In this Very Short Introduction Robert Segal introduces the array of approaches used to understand the study of myth. These approaches hail from disciplines as varied as anthropology, sociology, psychology, literary criticism, philosophy, science, and religious studies. Including ideas from theorists as varied as Sigmund Freud, Claude Levi-Strauss, Albert Camus, and Roland Barthes, Segal uses the famous ancient myth of Adonis to analyse their individual approaches and theories.
In this new edition, he not only considers the future study of myth, but also considers the interactions of myth theory with cognitive science, the implications of the myth of Gaia, and the differences between story-telling and myth.
ABOUT THE SERIES: The Very Short Introductions series from Oxford University Press contains hundreds of titles in almost every subject area. These pocket-sized books are the perfect way to get ahead in a new subject quickly. Our expert authors combine facts, analysis, perspective, new ideas, and enthusiasm to make interesting and challenging topics highly readable.
Robert Segal, Sixth Century Chair in Religious Studies, University of Aberdeen

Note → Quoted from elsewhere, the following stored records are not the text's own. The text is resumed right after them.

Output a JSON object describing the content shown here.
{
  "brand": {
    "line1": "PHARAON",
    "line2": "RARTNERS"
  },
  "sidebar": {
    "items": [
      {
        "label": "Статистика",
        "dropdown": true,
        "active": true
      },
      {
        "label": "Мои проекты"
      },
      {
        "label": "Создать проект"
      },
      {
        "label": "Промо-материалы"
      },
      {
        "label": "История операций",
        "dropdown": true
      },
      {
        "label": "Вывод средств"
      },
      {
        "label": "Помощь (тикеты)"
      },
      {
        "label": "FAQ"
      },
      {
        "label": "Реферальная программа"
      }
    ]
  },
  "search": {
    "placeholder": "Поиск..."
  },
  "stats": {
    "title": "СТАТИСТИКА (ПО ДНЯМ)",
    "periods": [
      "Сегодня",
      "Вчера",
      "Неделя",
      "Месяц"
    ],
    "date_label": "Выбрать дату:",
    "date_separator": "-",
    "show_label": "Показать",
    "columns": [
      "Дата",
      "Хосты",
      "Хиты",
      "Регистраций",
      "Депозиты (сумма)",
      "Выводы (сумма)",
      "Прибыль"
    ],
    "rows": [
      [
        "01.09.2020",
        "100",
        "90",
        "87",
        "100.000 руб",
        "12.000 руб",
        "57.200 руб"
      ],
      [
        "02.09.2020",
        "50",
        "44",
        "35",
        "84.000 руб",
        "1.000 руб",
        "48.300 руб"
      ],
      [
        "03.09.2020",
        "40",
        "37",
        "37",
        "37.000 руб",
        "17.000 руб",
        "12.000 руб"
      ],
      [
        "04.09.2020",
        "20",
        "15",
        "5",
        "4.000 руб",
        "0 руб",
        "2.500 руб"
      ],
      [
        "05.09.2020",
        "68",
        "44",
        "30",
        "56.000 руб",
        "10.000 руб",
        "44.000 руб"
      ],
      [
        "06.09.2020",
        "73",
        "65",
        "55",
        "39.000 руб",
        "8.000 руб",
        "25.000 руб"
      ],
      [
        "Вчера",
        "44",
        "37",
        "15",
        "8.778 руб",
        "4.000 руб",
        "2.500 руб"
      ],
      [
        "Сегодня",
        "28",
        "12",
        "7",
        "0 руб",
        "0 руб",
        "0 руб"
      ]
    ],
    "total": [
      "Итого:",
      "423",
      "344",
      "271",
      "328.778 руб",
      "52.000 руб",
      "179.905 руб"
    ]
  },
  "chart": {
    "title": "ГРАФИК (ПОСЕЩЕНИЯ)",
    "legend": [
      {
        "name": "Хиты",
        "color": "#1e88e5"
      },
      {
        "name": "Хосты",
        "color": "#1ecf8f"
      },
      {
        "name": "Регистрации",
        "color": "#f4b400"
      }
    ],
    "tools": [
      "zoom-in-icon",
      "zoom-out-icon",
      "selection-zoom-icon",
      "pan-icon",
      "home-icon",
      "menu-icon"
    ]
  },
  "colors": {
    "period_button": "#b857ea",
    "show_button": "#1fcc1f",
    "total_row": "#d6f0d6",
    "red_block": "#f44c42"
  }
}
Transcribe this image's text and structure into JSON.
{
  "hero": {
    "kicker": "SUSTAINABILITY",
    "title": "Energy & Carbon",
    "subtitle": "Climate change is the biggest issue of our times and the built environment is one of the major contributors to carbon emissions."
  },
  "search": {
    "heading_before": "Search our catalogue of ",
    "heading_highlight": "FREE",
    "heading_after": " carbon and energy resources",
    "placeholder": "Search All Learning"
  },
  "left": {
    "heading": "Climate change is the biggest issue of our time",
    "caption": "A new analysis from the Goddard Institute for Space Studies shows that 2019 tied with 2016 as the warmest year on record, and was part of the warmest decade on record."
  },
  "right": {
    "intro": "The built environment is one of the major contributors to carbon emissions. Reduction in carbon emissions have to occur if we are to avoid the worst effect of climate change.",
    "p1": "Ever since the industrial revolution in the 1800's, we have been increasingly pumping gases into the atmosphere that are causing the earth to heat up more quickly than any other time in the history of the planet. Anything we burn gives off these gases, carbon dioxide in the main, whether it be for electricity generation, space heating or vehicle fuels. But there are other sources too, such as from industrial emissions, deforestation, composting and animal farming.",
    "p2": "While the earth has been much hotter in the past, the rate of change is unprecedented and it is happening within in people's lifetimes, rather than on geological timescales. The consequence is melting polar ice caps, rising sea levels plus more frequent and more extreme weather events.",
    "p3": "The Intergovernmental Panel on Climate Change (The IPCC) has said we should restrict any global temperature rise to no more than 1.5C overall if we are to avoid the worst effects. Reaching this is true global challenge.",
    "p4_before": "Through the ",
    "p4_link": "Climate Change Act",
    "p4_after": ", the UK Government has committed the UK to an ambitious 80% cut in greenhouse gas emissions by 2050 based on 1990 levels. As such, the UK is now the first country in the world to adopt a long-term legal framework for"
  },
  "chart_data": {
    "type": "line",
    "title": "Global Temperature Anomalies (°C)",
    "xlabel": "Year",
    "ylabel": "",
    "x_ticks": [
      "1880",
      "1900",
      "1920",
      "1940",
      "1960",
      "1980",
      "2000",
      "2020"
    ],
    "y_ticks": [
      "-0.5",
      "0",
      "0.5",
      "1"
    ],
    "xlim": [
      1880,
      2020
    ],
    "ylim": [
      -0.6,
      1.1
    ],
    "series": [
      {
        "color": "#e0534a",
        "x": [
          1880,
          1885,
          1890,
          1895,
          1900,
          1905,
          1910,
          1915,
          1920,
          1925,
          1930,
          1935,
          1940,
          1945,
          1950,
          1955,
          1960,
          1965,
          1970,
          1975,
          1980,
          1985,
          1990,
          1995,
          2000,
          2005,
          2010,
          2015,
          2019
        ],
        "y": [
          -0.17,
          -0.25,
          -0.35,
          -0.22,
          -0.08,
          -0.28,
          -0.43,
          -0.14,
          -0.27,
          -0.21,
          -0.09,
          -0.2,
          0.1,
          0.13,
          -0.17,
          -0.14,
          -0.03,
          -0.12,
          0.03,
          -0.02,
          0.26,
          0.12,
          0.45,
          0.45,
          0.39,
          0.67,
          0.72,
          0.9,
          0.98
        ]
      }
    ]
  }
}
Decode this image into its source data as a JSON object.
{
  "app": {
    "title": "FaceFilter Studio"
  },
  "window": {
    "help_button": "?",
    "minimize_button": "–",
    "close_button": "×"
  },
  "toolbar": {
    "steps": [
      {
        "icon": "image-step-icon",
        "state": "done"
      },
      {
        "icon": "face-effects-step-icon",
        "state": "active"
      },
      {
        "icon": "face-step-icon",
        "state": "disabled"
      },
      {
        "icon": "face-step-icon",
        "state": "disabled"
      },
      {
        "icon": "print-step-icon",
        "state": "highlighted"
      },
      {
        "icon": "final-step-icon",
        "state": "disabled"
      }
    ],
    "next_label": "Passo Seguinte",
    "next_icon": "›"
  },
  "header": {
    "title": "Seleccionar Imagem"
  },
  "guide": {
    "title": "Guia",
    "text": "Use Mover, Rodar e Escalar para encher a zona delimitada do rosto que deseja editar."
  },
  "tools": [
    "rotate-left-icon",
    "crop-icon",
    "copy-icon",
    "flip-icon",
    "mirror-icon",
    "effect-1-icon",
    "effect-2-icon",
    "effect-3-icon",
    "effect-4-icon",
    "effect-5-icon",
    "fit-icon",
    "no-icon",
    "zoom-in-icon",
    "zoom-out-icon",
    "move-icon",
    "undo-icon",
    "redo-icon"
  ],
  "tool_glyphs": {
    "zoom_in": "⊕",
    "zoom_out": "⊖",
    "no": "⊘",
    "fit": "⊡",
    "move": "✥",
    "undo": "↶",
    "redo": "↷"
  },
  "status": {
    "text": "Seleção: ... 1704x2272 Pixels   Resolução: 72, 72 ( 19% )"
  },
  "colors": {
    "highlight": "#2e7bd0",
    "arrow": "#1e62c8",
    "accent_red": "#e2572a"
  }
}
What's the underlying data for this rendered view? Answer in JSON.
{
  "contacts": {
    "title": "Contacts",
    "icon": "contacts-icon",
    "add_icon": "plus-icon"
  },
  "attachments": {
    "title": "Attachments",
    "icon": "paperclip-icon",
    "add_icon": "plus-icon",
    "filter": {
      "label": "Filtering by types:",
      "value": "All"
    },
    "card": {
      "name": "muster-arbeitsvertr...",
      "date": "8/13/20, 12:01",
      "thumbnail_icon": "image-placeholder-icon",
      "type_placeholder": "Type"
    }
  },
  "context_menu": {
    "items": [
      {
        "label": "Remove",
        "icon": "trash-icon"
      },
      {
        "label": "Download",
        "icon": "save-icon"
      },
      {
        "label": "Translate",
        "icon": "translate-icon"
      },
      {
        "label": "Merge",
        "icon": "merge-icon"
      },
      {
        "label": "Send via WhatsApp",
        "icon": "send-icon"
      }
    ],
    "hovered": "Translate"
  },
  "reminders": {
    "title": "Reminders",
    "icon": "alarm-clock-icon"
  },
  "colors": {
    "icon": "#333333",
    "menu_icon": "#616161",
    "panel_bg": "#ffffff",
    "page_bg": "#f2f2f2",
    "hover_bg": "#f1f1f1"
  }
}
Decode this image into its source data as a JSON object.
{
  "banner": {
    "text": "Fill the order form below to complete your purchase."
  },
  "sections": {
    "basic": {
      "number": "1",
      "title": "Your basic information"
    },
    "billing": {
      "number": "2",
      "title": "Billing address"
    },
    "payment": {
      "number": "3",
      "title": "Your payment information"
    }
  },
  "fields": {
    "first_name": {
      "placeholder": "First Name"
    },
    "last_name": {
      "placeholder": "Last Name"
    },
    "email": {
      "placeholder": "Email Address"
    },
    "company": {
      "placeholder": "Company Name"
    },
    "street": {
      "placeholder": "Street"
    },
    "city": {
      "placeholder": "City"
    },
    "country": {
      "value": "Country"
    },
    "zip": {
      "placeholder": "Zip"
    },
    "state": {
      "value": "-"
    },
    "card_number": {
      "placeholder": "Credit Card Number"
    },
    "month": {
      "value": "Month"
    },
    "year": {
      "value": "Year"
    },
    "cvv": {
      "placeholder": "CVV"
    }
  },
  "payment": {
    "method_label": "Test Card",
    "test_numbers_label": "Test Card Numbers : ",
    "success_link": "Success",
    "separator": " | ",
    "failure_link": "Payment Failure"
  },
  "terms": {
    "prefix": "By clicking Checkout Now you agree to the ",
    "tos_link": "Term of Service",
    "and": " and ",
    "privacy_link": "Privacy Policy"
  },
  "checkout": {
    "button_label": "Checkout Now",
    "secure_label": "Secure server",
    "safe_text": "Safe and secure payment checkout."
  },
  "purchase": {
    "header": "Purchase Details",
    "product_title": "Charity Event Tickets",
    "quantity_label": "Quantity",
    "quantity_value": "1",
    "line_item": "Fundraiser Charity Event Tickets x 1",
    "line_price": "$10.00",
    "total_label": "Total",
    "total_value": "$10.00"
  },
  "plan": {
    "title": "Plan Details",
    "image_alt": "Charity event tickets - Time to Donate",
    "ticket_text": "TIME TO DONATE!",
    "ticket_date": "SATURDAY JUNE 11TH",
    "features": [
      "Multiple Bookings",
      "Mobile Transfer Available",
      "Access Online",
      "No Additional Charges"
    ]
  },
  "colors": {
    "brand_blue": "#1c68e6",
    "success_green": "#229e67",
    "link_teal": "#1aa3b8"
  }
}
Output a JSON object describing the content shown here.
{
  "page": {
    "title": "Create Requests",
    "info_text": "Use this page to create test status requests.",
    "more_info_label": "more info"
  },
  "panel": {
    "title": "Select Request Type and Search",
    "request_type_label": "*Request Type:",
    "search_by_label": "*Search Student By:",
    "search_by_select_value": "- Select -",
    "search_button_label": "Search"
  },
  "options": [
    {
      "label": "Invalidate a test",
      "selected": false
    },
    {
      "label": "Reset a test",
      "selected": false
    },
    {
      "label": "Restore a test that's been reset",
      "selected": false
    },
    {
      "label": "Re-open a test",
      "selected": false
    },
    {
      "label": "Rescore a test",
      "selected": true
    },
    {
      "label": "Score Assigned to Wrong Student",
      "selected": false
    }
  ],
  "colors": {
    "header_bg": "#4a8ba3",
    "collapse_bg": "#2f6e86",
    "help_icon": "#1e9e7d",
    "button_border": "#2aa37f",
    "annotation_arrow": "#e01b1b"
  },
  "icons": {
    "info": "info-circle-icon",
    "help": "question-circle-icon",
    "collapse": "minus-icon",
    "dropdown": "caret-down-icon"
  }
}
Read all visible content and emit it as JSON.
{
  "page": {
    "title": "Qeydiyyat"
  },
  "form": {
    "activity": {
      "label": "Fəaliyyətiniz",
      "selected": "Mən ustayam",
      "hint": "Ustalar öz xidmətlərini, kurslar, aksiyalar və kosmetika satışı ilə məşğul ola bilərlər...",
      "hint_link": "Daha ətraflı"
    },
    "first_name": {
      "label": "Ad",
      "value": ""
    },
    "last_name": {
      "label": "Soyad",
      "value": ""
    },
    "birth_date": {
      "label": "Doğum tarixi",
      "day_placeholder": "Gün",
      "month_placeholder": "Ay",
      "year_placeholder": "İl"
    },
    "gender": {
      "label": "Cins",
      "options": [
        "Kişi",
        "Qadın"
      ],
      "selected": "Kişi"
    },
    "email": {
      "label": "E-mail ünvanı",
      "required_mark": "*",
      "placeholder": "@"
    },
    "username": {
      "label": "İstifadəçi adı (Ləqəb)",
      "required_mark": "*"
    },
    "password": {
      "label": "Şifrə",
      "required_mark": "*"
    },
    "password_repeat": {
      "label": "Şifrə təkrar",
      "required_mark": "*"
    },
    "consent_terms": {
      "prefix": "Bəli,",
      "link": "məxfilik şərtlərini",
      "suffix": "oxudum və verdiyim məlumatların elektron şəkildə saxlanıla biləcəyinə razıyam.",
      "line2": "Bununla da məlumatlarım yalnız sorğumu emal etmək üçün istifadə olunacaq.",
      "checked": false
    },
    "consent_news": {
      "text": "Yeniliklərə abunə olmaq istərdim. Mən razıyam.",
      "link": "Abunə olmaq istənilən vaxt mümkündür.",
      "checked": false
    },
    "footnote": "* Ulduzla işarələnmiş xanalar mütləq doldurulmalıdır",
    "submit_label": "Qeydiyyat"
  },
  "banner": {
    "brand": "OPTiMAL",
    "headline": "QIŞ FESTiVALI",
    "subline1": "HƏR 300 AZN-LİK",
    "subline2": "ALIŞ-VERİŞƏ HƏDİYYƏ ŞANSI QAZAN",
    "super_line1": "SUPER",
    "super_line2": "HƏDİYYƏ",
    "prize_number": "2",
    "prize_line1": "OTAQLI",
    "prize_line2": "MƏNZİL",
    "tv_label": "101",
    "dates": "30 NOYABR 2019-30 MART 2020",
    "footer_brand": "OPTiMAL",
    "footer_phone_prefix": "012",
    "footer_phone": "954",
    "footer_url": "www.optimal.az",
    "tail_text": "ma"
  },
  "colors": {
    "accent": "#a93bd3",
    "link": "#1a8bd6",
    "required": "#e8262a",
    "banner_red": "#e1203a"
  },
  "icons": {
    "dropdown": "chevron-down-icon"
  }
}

Robert A. Segal was born, raised, and educated in the United States. He received his PhD in religion from Princeton University. He taught in the US for many years at Reed College, Stanford University, the University of Pittsburgh, and Tulane University before relocating to the UK in fall 1994. He taught at Lancaster University, before moving in 2006 to the University of Aberdeen, where he is Sixth Century Chair in Religious Studies. He teaches and writes on theories of myth and on theories of religion. Among the books he has written or edited are Joseph Campbell (1987, 1990) The GnosticJung (1992), Jung on Mythology (1998), The Myth and Ritual Theory (1998), Theorizing about Myth (1999), The Blackwell Companion to the Study of Religion (2006), and 30-Second Mythology (2012). He is currently editing the Oxford Handbook of Myth Theory.